• Raw data:
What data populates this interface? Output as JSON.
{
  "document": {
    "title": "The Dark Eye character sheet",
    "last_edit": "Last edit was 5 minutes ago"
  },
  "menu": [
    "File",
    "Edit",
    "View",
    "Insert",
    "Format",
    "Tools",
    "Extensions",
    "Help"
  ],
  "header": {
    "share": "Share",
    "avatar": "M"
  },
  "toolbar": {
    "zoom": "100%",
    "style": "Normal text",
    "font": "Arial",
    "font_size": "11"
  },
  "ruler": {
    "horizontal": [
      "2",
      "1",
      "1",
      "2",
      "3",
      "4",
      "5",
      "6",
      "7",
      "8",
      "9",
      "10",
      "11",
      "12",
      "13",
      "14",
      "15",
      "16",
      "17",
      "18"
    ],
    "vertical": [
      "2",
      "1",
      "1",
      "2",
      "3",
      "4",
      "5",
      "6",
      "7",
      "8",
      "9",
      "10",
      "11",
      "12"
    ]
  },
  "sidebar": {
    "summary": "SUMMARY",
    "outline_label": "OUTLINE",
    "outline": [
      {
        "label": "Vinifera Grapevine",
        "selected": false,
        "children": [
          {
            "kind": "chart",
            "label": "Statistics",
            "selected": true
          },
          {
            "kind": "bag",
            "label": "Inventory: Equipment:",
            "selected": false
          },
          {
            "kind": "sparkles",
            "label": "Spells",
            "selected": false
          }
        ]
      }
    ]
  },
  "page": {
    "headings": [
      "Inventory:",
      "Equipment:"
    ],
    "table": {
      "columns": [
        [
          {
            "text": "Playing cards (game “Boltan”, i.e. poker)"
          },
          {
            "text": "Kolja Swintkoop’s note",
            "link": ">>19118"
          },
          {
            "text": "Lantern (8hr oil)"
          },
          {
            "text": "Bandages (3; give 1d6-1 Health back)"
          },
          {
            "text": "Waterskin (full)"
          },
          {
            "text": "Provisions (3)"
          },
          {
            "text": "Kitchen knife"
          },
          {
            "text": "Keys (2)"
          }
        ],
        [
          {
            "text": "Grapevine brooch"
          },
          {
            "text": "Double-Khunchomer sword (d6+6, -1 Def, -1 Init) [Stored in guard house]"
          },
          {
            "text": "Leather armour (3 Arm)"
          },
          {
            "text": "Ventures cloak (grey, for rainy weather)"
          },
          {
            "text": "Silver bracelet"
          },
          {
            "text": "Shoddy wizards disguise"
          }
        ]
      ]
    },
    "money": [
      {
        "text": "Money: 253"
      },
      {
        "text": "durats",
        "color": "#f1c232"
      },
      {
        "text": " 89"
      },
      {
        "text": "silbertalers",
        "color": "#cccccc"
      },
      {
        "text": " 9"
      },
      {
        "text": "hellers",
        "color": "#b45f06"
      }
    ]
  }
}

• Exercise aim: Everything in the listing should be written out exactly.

• Task output:
What data populates this interface? Output as JSON.
{
  "document": {
    "title": "The Dark Eye character sheet",
    "last_edit": "Last edit was 5 minutes ago"
  },
  "menu": [
    "File",
    "Edit",
    "View",
    "Insert",
    "Format",
    "Tools",
    "Extensions",
    "Help"
  ],
  "header": {
    "share": "Share",
    "avatar": "M"
  },
  "toolbar": {
    "zoom": "100%",
    "style": "Normal text",
    "font": "Arial",
    "font_size": "11"
  },
  "ruler": {
    "horizontal": [
      "2",
      "1",
      "1",
      "2",
      "3",
      "4",
      "5",
      "6",
      "7",
      "8",
      "9",
      "10",
      "11",
      "12",
      "13",
      "14",
      "15",
      "16",
      "17",
      "18"
    ],
    "vertical": [
      "2",
      "1",
      "1",
      "2",
      "3",
      "4",
      "5",
      "6",
      "7",
      "8",
      "9",
      "10",
      "11",
      "12"
    ]
  },
  "sidebar": {
    "summary": "SUMMARY",
    "outline_label": "OUTLINE",
    "outline": [
      {
        "label": "Vinifera Grapevine",
        "selected": false,
        "children": [
          {
            "kind": "chart",
            "label": "Statistics",
            "selected": true
          },
          {
            "kind": "bag",
            "label": "Inventory: Equipment:",
            "selected": false
          },
          {
            "kind": "sparkles",
            "label": "Spells",
            "selected": false
          }
        ]
      }
    ]
  },
  "page": {
    "headings": [
      "Inventory:",
      "Equipment:"
    ],
    "table": {
      "columns": [
        [
          {
            "text": "Playing cards (game “Boltan”, i.e. poker)"
          },
          {
            "text": "Kolja Swintkoop’s note",
            "link": ">>19118"
          },
          {
            "text": "Lantern (8hr oil)"
          },
          {
            "text": "Bandages (3; give 1d6-1 Health back)"
          },
          {
            "text": "Waterskin (full)"
          },
          {
            "text": "Provisions (3)"
          },
          {
            "text": "Kitchen knife"
          },
          {
            "text": "Keys (2)"
          }
        ],
        [
          {
            "text": "Grapevine brooch"
          },
          {
            "text": "Double-Khunchomer sword (d6+6, -1 Def, -1 Init) [Stored in guard house]"
          },
          {
            "text": "Leather armour (3 Arm)"
          },
          {
            "text": "Ventures cloak (grey, for rainy weather)"
          },
          {
            "text": "Silver bracelet"
          },
          {
            "text": "Shoddy wizards disguise"
          }
        ]
      ]
    },
    "money": [
      {
        "text": "Money: 253"
      },
      {
        "text": "durats",
        "color": "#f1c232"
      },
      {
        "text": " 89"
      },
      {
        "text": "silbertalers",
        "color": "#cccccc"
      },
      {
        "text": " 9"
      },
      {
        "text": "hellers",
        "color": "#b45f06"
      }
    ]
  }
}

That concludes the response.